Data records:
============
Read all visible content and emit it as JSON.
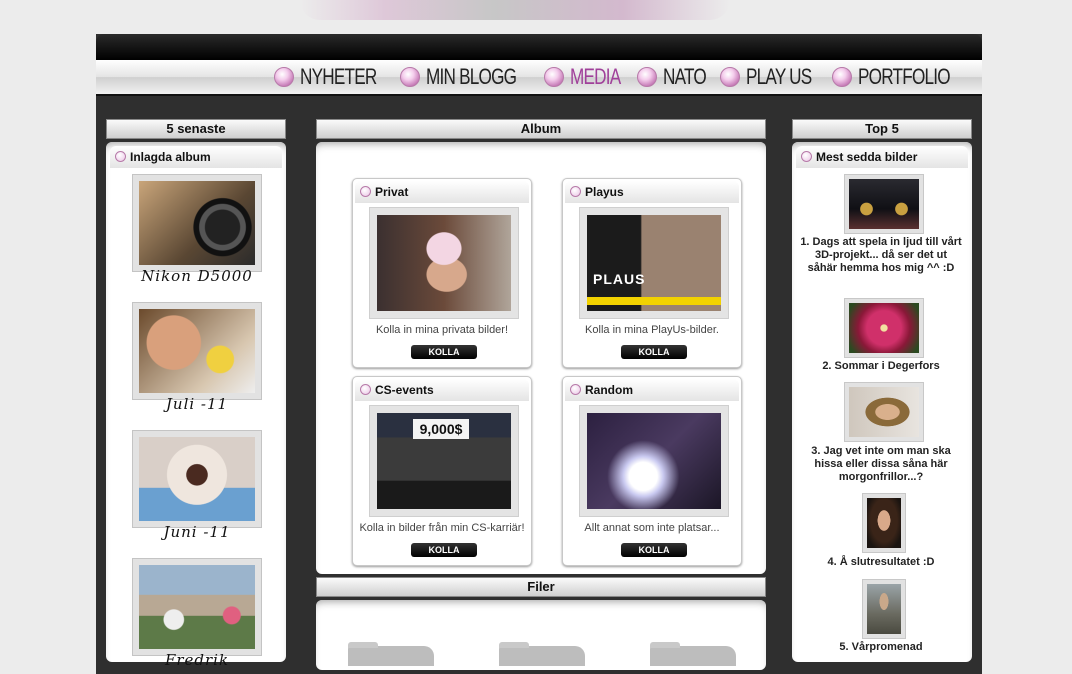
{
  "nav": {
    "items": [
      {
        "label": "NYHETER"
      },
      {
        "label": "MIN BLOGG"
      },
      {
        "label": "MEDIA"
      },
      {
        "label": "NATO"
      },
      {
        "label": "PLAY US"
      },
      {
        "label": "PORTFOLIO"
      }
    ],
    "active": "MEDIA"
  },
  "left": {
    "header": "5 senaste",
    "subheader": "Inlagda album",
    "items": [
      {
        "caption": "Nikon D5000"
      },
      {
        "caption": "Juli -11"
      },
      {
        "caption": "Juni -11"
      },
      {
        "caption": "Fredrik"
      }
    ]
  },
  "album": {
    "header": "Album",
    "boxes": [
      {
        "title": "Privat",
        "desc": "Kolla in mina privata bilder!",
        "button": "KOLLA"
      },
      {
        "title": "Playus",
        "desc": "Kolla in mina PlayUs-bilder.",
        "button": "KOLLA"
      },
      {
        "title": "CS-events",
        "desc": "Kolla in bilder från min CS-karriär!",
        "button": "KOLLA"
      },
      {
        "title": "Random",
        "desc": "Allt annat som inte platsar...",
        "button": "KOLLA"
      }
    ],
    "playus_logo": "PLAUS",
    "cs_banner": "9,000$"
  },
  "filer": {
    "header": "Filer"
  },
  "right": {
    "header": "Top 5",
    "subheader": "Mest sedda bilder",
    "items": [
      {
        "caption": "1. Dags att spela in ljud till vårt 3D-projekt... då ser det ut såhär hemma hos mig ^^ :D"
      },
      {
        "caption": "2. Sommar i Degerfors"
      },
      {
        "caption": "3. Jag vet inte om man ska hissa eller dissa såna här morgonfrillor...?"
      },
      {
        "caption": "4. Å slutresultatet :D"
      },
      {
        "caption": "5. Vårpromenad"
      }
    ]
  },
  "colors": {
    "accent": "#a0409a",
    "bg": "#2f2f2f",
    "button": "#000000"
  }
}
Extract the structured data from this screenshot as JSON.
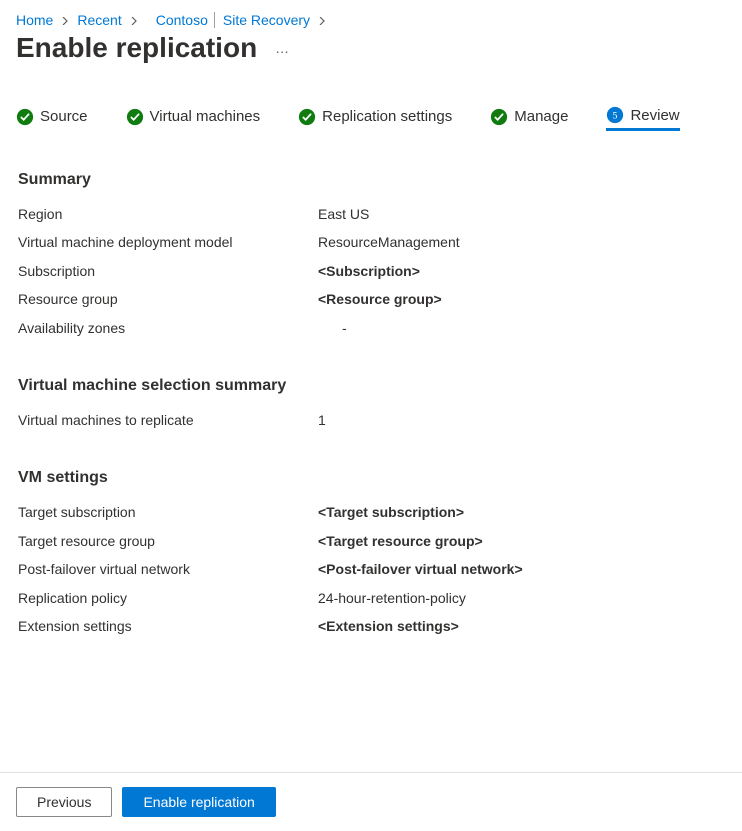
{
  "breadcrumb": {
    "home": "Home",
    "recent": "Recent",
    "resource": "Contoso",
    "context": "Site Recovery"
  },
  "page_title": "Enable replication",
  "steps": {
    "source": "Source",
    "vms": "Virtual machines",
    "replication": "Replication settings",
    "manage": "Manage",
    "review": "Review",
    "review_step_number": "5"
  },
  "summary": {
    "heading": "Summary",
    "region_label": "Region",
    "region_value": "East US",
    "deploy_model_label": "Virtual machine deployment model",
    "deploy_model_value": "ResourceManagement",
    "subscription_label": "Subscription",
    "subscription_value": "<Subscription>",
    "resource_group_label": "Resource group",
    "resource_group_value": "<Resource group>",
    "az_label": "Availability zones",
    "az_value": "-"
  },
  "vm_select": {
    "heading": "Virtual machine selection summary",
    "vms_label": "Virtual machines to replicate",
    "vms_value": "1"
  },
  "vm_settings": {
    "heading": "VM settings",
    "target_sub_label": "Target subscription",
    "target_sub_value": "<Target subscription>",
    "target_rg_label": "Target resource group",
    "target_rg_value": "<Target resource group>",
    "pfvn_label": "Post-failover virtual network",
    "pfvn_value": "<Post-failover virtual network>",
    "policy_label": "Replication policy",
    "policy_value": "24-hour-retention-policy",
    "ext_label": "Extension settings",
    "ext_value": "<Extension settings>"
  },
  "footer": {
    "previous": "Previous",
    "enable": "Enable replication"
  }
}
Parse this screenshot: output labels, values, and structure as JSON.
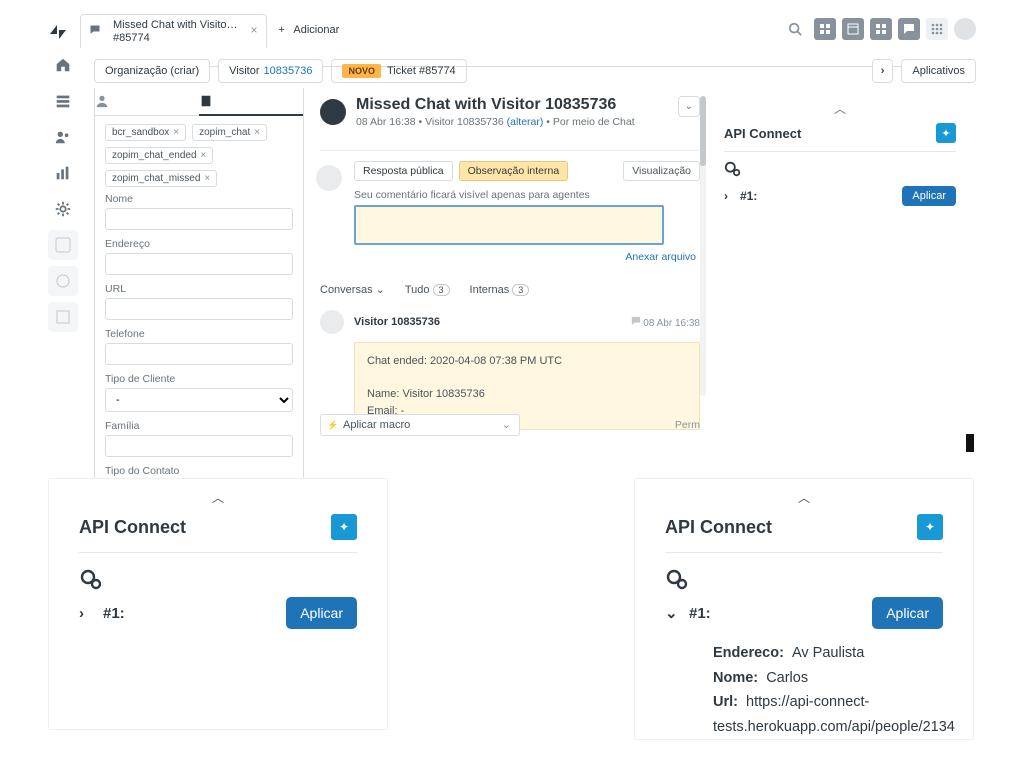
{
  "tab": {
    "title": "Missed Chat with Visito…",
    "subtitle": "#85774",
    "add_label": "Adicionar"
  },
  "crumbs": {
    "org": "Organização (criar)",
    "visitor_label": "Visitor",
    "visitor_id": "10835736",
    "novo": "NOVO",
    "ticket": "Ticket #85774",
    "apps_btn": "Aplicativos"
  },
  "tags": [
    "bcr_sandbox",
    "zopim_chat",
    "zopim_chat_ended",
    "zopim_chat_missed"
  ],
  "fields": {
    "nome": "Nome",
    "endereco": "Endereço",
    "url": "URL",
    "telefone": "Telefone",
    "tipo_cliente": "Tipo de Cliente",
    "tipo_cliente_value": "-",
    "familia": "Família",
    "tipo_contato": "Tipo do Contato"
  },
  "ticket": {
    "title": "Missed Chat with Visitor 10835736",
    "meta_date": "08 Abr 16:38",
    "meta_who": "Visitor 10835736",
    "alterar": "(alterar)",
    "via": "Por meio de Chat"
  },
  "compose": {
    "tab_public": "Resposta pública",
    "tab_internal": "Observação interna",
    "preview": "Visualização",
    "internal_hint": "Seu comentário ficará visível apenas para agentes",
    "attach": "Anexar arquivo"
  },
  "conv": {
    "conversas": "Conversas",
    "tudo": "Tudo",
    "tudo_count": "3",
    "internas": "Internas",
    "internas_count": "3"
  },
  "msg": {
    "author": "Visitor 10835736",
    "time": "08 Abr 16:38",
    "line1": "Chat ended: 2020-04-08 07:38 PM UTC",
    "line2": "Name: Visitor 10835736",
    "line3": "Email: -"
  },
  "macro": {
    "label": "Aplicar macro",
    "perm": "Perm"
  },
  "api": {
    "title": "API Connect",
    "item": "#1:",
    "aplicar": "Aplicar"
  },
  "card_right_details": {
    "endereco_k": "Endereco:",
    "endereco_v": "Av Paulista",
    "nome_k": "Nome:",
    "nome_v": "Carlos",
    "url_k": "Url:",
    "url_v": "https://api-connect-tests.herokuapp.com/api/people/2134"
  }
}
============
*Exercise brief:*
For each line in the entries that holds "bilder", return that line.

*Solution:*
        "desc": "Kolla in mina privata bilder!",
        "desc": "Kolla in mina PlayUs-bilder.",
        "desc": "Kolla in bilder från min CS-karriär!",
    "subheader": "Mest sedda bilder",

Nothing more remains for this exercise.